April 15, 2009

Hedge managers get into the fund business. Should they?

If you read today's Wall Street Journal, you would have seen Shefali Anand's Fund Track article about a hedge-fund subsidiary of Legg Mason launching its first mutual fund to be followed by more. The article also points out that this is part of a small but growing trend of hedge managers getting into the mutual fund business. Is this a good idea for hedge fund firms? Let's take a look at the opportunities and difficulties so you can make the call.


  • Public track record. Research firms such as Morningstar and Lipper make it easy for asset managers to build a public profile that is easily tracked and measured. That's not the case with hedge products.
  • Communication: Hedge fund firms can not openly communicate their strategies to the public. In a mutual fund format, firms can easily talk with investors through the media, in public settings, etc.
  • Business diversification: There is a lot of negative attention these days to hedge funds. So it makes sense for firms to develop hedge type mutual fund products to diversify their product lines, revenue streams, and customer base.
  • New market: Since hedge firms are managing money anyway, they can use a similar investment process to sell to new audiences such as retail investors and financial advisors
  • Leverage mutual fund distribution infrastructure: Platforms such as Schwab, Fidelity, TD Ameritrade, Pershing and others exist to offer mutual funds to retail customers and all types of financial advisors. In addition, news publications such as the Wall Street Journal and Barrons write about mutual funds every issue for access to all types of investors. Finally, Lipper and Morningstar data is picked up in newspapers and magazines and websites for easy promotion. So if you have a mutual fund product, it is possible to get publicity on a regular basis. And this publicity can help grow your private accounts as well.
  • Recent performance: Firms may be taking advantage of the fact that the market is down significantly but funds with shorting and other techniques may have better relative performance.
  • Focus on security selection: There are many firms that will do all of the back office, compliance, accounting, etc. work so the portfolio manager can focus on picking stocks and marketing.

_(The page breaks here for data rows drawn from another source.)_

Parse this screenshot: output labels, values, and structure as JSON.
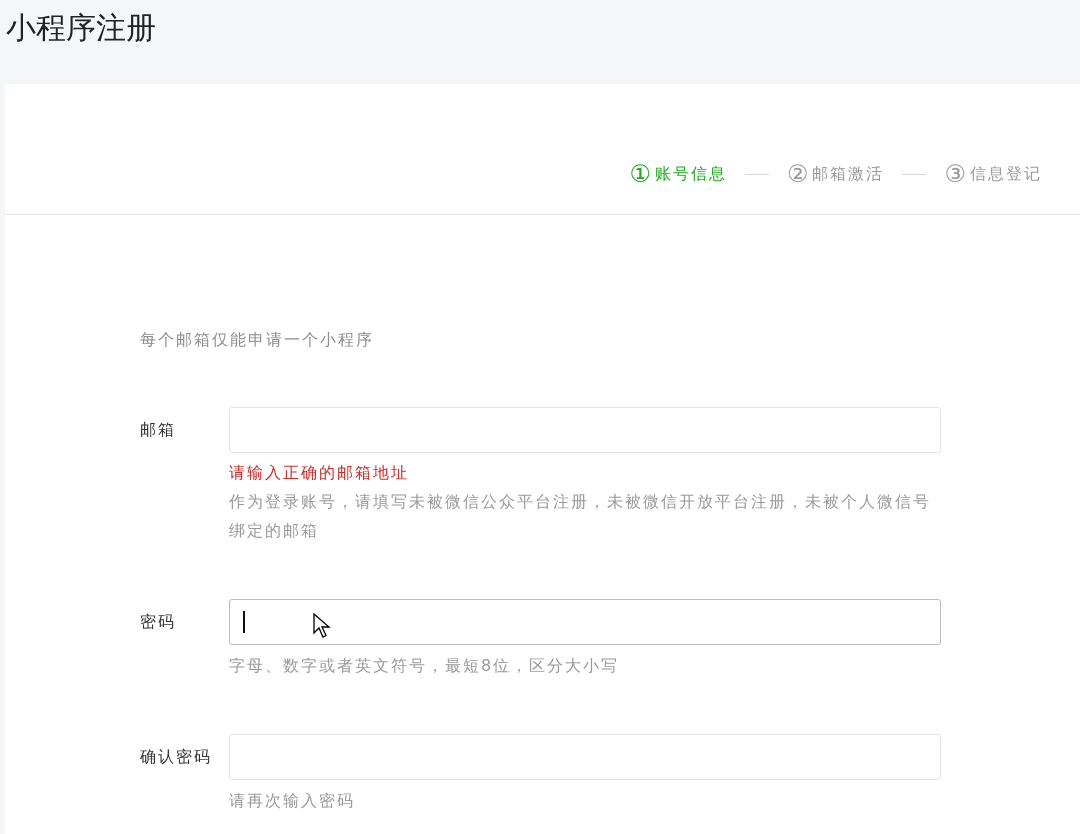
{
  "page_title": "小程序注册",
  "steps": [
    {
      "number": "①",
      "label": "账号信息",
      "selected": true
    },
    {
      "number": "②",
      "label": "邮箱激活",
      "selected": false
    },
    {
      "number": "③",
      "label": "信息登记",
      "selected": false
    }
  ],
  "notice": "每个邮箱仅能申请一个小程序",
  "fields": [
    {
      "label": "邮箱",
      "focused": false,
      "error": "请输入正确的邮箱地址",
      "hint": "作为登录账号，请填写未被微信公众平台注册，未被微信开放平台注册，未被个人微信号绑定的邮箱"
    },
    {
      "label": "密码",
      "focused": true,
      "hint": "字母、数字或者英文符号，最短8位，区分大小写"
    },
    {
      "label": "确认密码",
      "focused": false,
      "hint": "请再次输入密码"
    }
  ]
}
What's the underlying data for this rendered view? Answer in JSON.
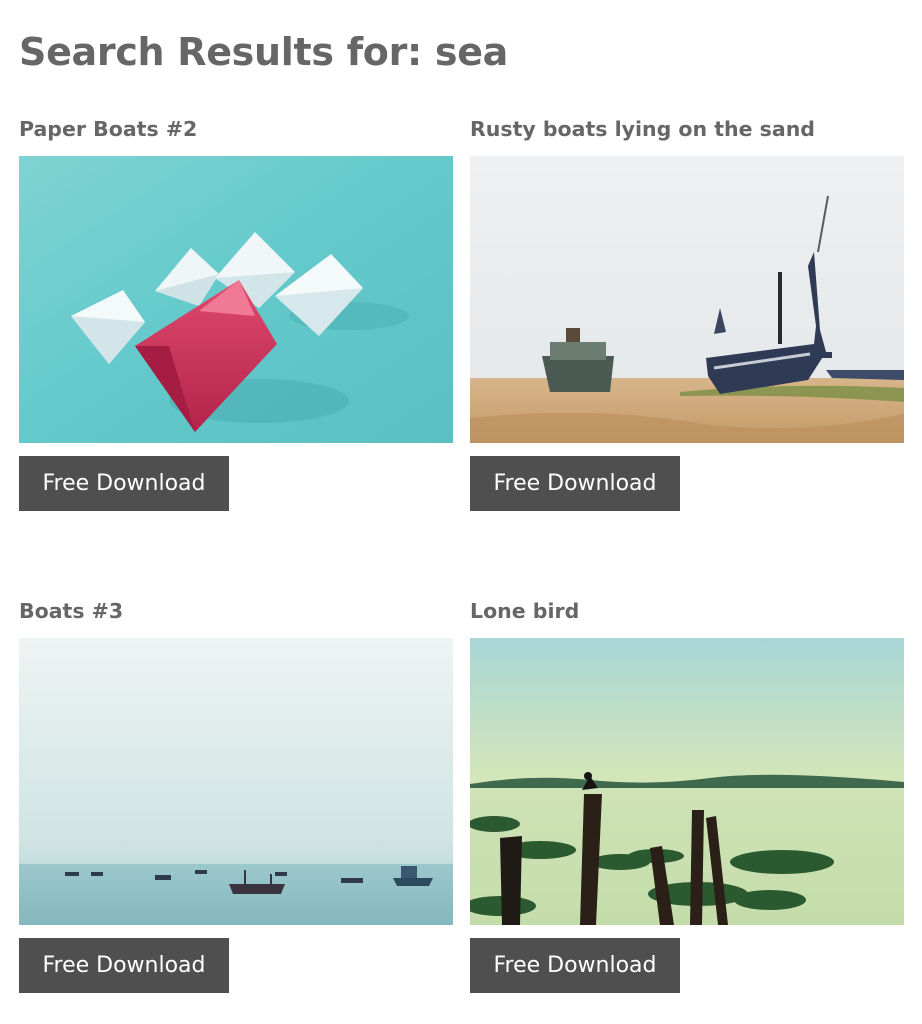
{
  "page": {
    "title": "Search Results for: sea"
  },
  "results": [
    {
      "title": "Paper Boats #2",
      "image": "paper-boats-photo",
      "button_label": "Free Download"
    },
    {
      "title": "Rusty boats lying on the sand",
      "image": "rusty-boats-photo",
      "button_label": "Free Download"
    },
    {
      "title": "Boats #3",
      "image": "boats-at-sea-photo",
      "button_label": "Free Download"
    },
    {
      "title": "Lone bird",
      "image": "lone-bird-photo",
      "button_label": "Free Download"
    }
  ],
  "colors": {
    "button_background": "#4f4f4f",
    "heading_text": "#666666"
  }
}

  • High costs: It costs about $100,000 to launch a mutual fund.
  • Lower fees: Fund managers make only 1-1.5% of AUM, much lower than what hedge managers make.
  • Rising costs: As assets drop and regulation is increased, costs are increasing making it more difficult for smaller firms to compete. More are lizuidating, selling or being adopted during this environment.
  • Competitive industry: There are 10,000 funds out there. Many have serious distribution and a strong brand so it is difficult for new entrants to compete and attract investors.
  • Need for marketing to new audiences: If you want to grow your fund, you will have to focus your marketing efforts on audiences such as retail and advisor that you don’t currently have.
  • Strategy limitations: You may not be able to use all of your hedging techniques as in a traditional hedge fund because of mutual fund regulations.

1 comment:

  1. Dan;

    Nice synopsis. I would argue that one of the positives you identified - recent performance - may work against sponsors of these funds. Beginning in the latter part of 2007 130/30 products began to take significant performance hits which continued well into 2008. The so called introduction of an institutional type product to retail will be extremely difficult as a lot of financial intermediaries "have been there, done that."